## INSTRUCTIONS FOR THE TASK
Would you retype the whole listing verbatim, keeping pictures out of it?

## DATASET EXCERPTS
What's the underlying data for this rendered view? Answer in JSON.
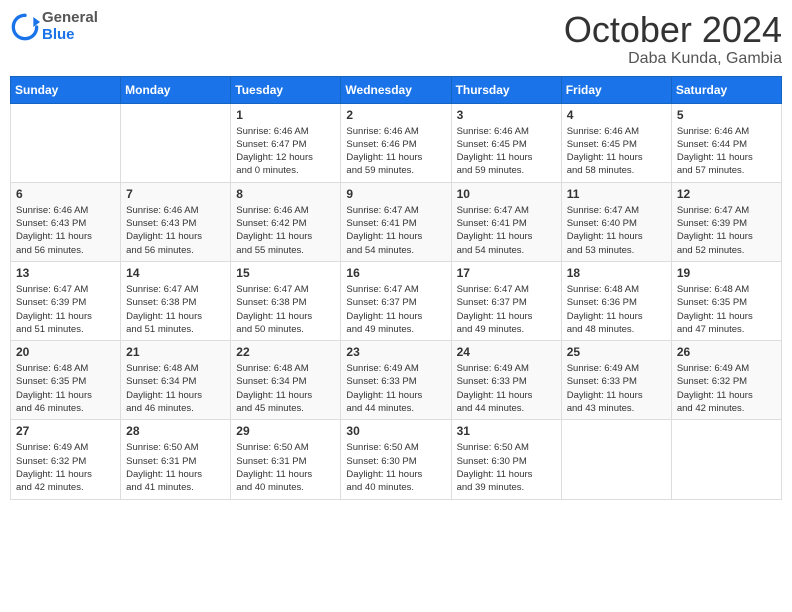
{
  "header": {
    "logo": {
      "general": "General",
      "blue": "Blue",
      "icon": "▶"
    },
    "title": "October 2024",
    "location": "Daba Kunda, Gambia"
  },
  "weekdays": [
    "Sunday",
    "Monday",
    "Tuesday",
    "Wednesday",
    "Thursday",
    "Friday",
    "Saturday"
  ],
  "weeks": [
    [
      {
        "day": "",
        "info": ""
      },
      {
        "day": "",
        "info": ""
      },
      {
        "day": "1",
        "info": "Sunrise: 6:46 AM\nSunset: 6:47 PM\nDaylight: 12 hours\nand 0 minutes."
      },
      {
        "day": "2",
        "info": "Sunrise: 6:46 AM\nSunset: 6:46 PM\nDaylight: 11 hours\nand 59 minutes."
      },
      {
        "day": "3",
        "info": "Sunrise: 6:46 AM\nSunset: 6:45 PM\nDaylight: 11 hours\nand 59 minutes."
      },
      {
        "day": "4",
        "info": "Sunrise: 6:46 AM\nSunset: 6:45 PM\nDaylight: 11 hours\nand 58 minutes."
      },
      {
        "day": "5",
        "info": "Sunrise: 6:46 AM\nSunset: 6:44 PM\nDaylight: 11 hours\nand 57 minutes."
      }
    ],
    [
      {
        "day": "6",
        "info": "Sunrise: 6:46 AM\nSunset: 6:43 PM\nDaylight: 11 hours\nand 56 minutes."
      },
      {
        "day": "7",
        "info": "Sunrise: 6:46 AM\nSunset: 6:43 PM\nDaylight: 11 hours\nand 56 minutes."
      },
      {
        "day": "8",
        "info": "Sunrise: 6:46 AM\nSunset: 6:42 PM\nDaylight: 11 hours\nand 55 minutes."
      },
      {
        "day": "9",
        "info": "Sunrise: 6:47 AM\nSunset: 6:41 PM\nDaylight: 11 hours\nand 54 minutes."
      },
      {
        "day": "10",
        "info": "Sunrise: 6:47 AM\nSunset: 6:41 PM\nDaylight: 11 hours\nand 54 minutes."
      },
      {
        "day": "11",
        "info": "Sunrise: 6:47 AM\nSunset: 6:40 PM\nDaylight: 11 hours\nand 53 minutes."
      },
      {
        "day": "12",
        "info": "Sunrise: 6:47 AM\nSunset: 6:39 PM\nDaylight: 11 hours\nand 52 minutes."
      }
    ],
    [
      {
        "day": "13",
        "info": "Sunrise: 6:47 AM\nSunset: 6:39 PM\nDaylight: 11 hours\nand 51 minutes."
      },
      {
        "day": "14",
        "info": "Sunrise: 6:47 AM\nSunset: 6:38 PM\nDaylight: 11 hours\nand 51 minutes."
      },
      {
        "day": "15",
        "info": "Sunrise: 6:47 AM\nSunset: 6:38 PM\nDaylight: 11 hours\nand 50 minutes."
      },
      {
        "day": "16",
        "info": "Sunrise: 6:47 AM\nSunset: 6:37 PM\nDaylight: 11 hours\nand 49 minutes."
      },
      {
        "day": "17",
        "info": "Sunrise: 6:47 AM\nSunset: 6:37 PM\nDaylight: 11 hours\nand 49 minutes."
      },
      {
        "day": "18",
        "info": "Sunrise: 6:48 AM\nSunset: 6:36 PM\nDaylight: 11 hours\nand 48 minutes."
      },
      {
        "day": "19",
        "info": "Sunrise: 6:48 AM\nSunset: 6:35 PM\nDaylight: 11 hours\nand 47 minutes."
      }
    ],
    [
      {
        "day": "20",
        "info": "Sunrise: 6:48 AM\nSunset: 6:35 PM\nDaylight: 11 hours\nand 46 minutes."
      },
      {
        "day": "21",
        "info": "Sunrise: 6:48 AM\nSunset: 6:34 PM\nDaylight: 11 hours\nand 46 minutes."
      },
      {
        "day": "22",
        "info": "Sunrise: 6:48 AM\nSunset: 6:34 PM\nDaylight: 11 hours\nand 45 minutes."
      },
      {
        "day": "23",
        "info": "Sunrise: 6:49 AM\nSunset: 6:33 PM\nDaylight: 11 hours\nand 44 minutes."
      },
      {
        "day": "24",
        "info": "Sunrise: 6:49 AM\nSunset: 6:33 PM\nDaylight: 11 hours\nand 44 minutes."
      },
      {
        "day": "25",
        "info": "Sunrise: 6:49 AM\nSunset: 6:33 PM\nDaylight: 11 hours\nand 43 minutes."
      },
      {
        "day": "26",
        "info": "Sunrise: 6:49 AM\nSunset: 6:32 PM\nDaylight: 11 hours\nand 42 minutes."
      }
    ],
    [
      {
        "day": "27",
        "info": "Sunrise: 6:49 AM\nSunset: 6:32 PM\nDaylight: 11 hours\nand 42 minutes."
      },
      {
        "day": "28",
        "info": "Sunrise: 6:50 AM\nSunset: 6:31 PM\nDaylight: 11 hours\nand 41 minutes."
      },
      {
        "day": "29",
        "info": "Sunrise: 6:50 AM\nSunset: 6:31 PM\nDaylight: 11 hours\nand 40 minutes."
      },
      {
        "day": "30",
        "info": "Sunrise: 6:50 AM\nSunset: 6:30 PM\nDaylight: 11 hours\nand 40 minutes."
      },
      {
        "day": "31",
        "info": "Sunrise: 6:50 AM\nSunset: 6:30 PM\nDaylight: 11 hours\nand 39 minutes."
      },
      {
        "day": "",
        "info": ""
      },
      {
        "day": "",
        "info": ""
      }
    ]
  ]
}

## COMPLETED TASK
What's the underlying data for this rendered view? Answer in JSON.
{
  "header": {
    "logo": {
      "general": "General",
      "blue": "Blue",
      "icon": "▶"
    },
    "title": "October 2024",
    "location": "Daba Kunda, Gambia"
  },
  "weekdays": [
    "Sunday",
    "Monday",
    "Tuesday",
    "Wednesday",
    "Thursday",
    "Friday",
    "Saturday"
  ],
  "weeks": [
    [
      {
        "day": "",
        "info": ""
      },
      {
        "day": "",
        "info": ""
      },
      {
        "day": "1",
        "info": "Sunrise: 6:46 AM\nSunset: 6:47 PM\nDaylight: 12 hours\nand 0 minutes."
      },
      {
        "day": "2",
        "info": "Sunrise: 6:46 AM\nSunset: 6:46 PM\nDaylight: 11 hours\nand 59 minutes."
      },
      {
        "day": "3",
        "info": "Sunrise: 6:46 AM\nSunset: 6:45 PM\nDaylight: 11 hours\nand 59 minutes."
      },
      {
        "day": "4",
        "info": "Sunrise: 6:46 AM\nSunset: 6:45 PM\nDaylight: 11 hours\nand 58 minutes."
      },
      {
        "day": "5",
        "info": "Sunrise: 6:46 AM\nSunset: 6:44 PM\nDaylight: 11 hours\nand 57 minutes."
      }
    ],
    [
      {
        "day": "6",
        "info": "Sunrise: 6:46 AM\nSunset: 6:43 PM\nDaylight: 11 hours\nand 56 minutes."
      },
      {
        "day": "7",
        "info": "Sunrise: 6:46 AM\nSunset: 6:43 PM\nDaylight: 11 hours\nand 56 minutes."
      },
      {
        "day": "8",
        "info": "Sunrise: 6:46 AM\nSunset: 6:42 PM\nDaylight: 11 hours\nand 55 minutes."
      },
      {
        "day": "9",
        "info": "Sunrise: 6:47 AM\nSunset: 6:41 PM\nDaylight: 11 hours\nand 54 minutes."
      },
      {
        "day": "10",
        "info": "Sunrise: 6:47 AM\nSunset: 6:41 PM\nDaylight: 11 hours\nand 54 minutes."
      },
      {
        "day": "11",
        "info": "Sunrise: 6:47 AM\nSunset: 6:40 PM\nDaylight: 11 hours\nand 53 minutes."
      },
      {
        "day": "12",
        "info": "Sunrise: 6:47 AM\nSunset: 6:39 PM\nDaylight: 11 hours\nand 52 minutes."
      }
    ],
    [
      {
        "day": "13",
        "info": "Sunrise: 6:47 AM\nSunset: 6:39 PM\nDaylight: 11 hours\nand 51 minutes."
      },
      {
        "day": "14",
        "info": "Sunrise: 6:47 AM\nSunset: 6:38 PM\nDaylight: 11 hours\nand 51 minutes."
      },
      {
        "day": "15",
        "info": "Sunrise: 6:47 AM\nSunset: 6:38 PM\nDaylight: 11 hours\nand 50 minutes."
      },
      {
        "day": "16",
        "info": "Sunrise: 6:47 AM\nSunset: 6:37 PM\nDaylight: 11 hours\nand 49 minutes."
      },
      {
        "day": "17",
        "info": "Sunrise: 6:47 AM\nSunset: 6:37 PM\nDaylight: 11 hours\nand 49 minutes."
      },
      {
        "day": "18",
        "info": "Sunrise: 6:48 AM\nSunset: 6:36 PM\nDaylight: 11 hours\nand 48 minutes."
      },
      {
        "day": "19",
        "info": "Sunrise: 6:48 AM\nSunset: 6:35 PM\nDaylight: 11 hours\nand 47 minutes."
      }
    ],
    [
      {
        "day": "20",
        "info": "Sunrise: 6:48 AM\nSunset: 6:35 PM\nDaylight: 11 hours\nand 46 minutes."
      },
      {
        "day": "21",
        "info": "Sunrise: 6:48 AM\nSunset: 6:34 PM\nDaylight: 11 hours\nand 46 minutes."
      },
      {
        "day": "22",
        "info": "Sunrise: 6:48 AM\nSunset: 6:34 PM\nDaylight: 11 hours\nand 45 minutes."
      },
      {
        "day": "23",
        "info": "Sunrise: 6:49 AM\nSunset: 6:33 PM\nDaylight: 11 hours\nand 44 minutes."
      },
      {
        "day": "24",
        "info": "Sunrise: 6:49 AM\nSunset: 6:33 PM\nDaylight: 11 hours\nand 44 minutes."
      },
      {
        "day": "25",
        "info": "Sunrise: 6:49 AM\nSunset: 6:33 PM\nDaylight: 11 hours\nand 43 minutes."
      },
      {
        "day": "26",
        "info": "Sunrise: 6:49 AM\nSunset: 6:32 PM\nDaylight: 11 hours\nand 42 minutes."
      }
    ],
    [
      {
        "day": "27",
        "info": "Sunrise: 6:49 AM\nSunset: 6:32 PM\nDaylight: 11 hours\nand 42 minutes."
      },
      {
        "day": "28",
        "info": "Sunrise: 6:50 AM\nSunset: 6:31 PM\nDaylight: 11 hours\nand 41 minutes."
      },
      {
        "day": "29",
        "info": "Sunrise: 6:50 AM\nSunset: 6:31 PM\nDaylight: 11 hours\nand 40 minutes."
      },
      {
        "day": "30",
        "info": "Sunrise: 6:50 AM\nSunset: 6:30 PM\nDaylight: 11 hours\nand 40 minutes."
      },
      {
        "day": "31",
        "info": "Sunrise: 6:50 AM\nSunset: 6:30 PM\nDaylight: 11 hours\nand 39 minutes."
      },
      {
        "day": "",
        "info": ""
      },
      {
        "day": "",
        "info": ""
      }
    ]
  ]
}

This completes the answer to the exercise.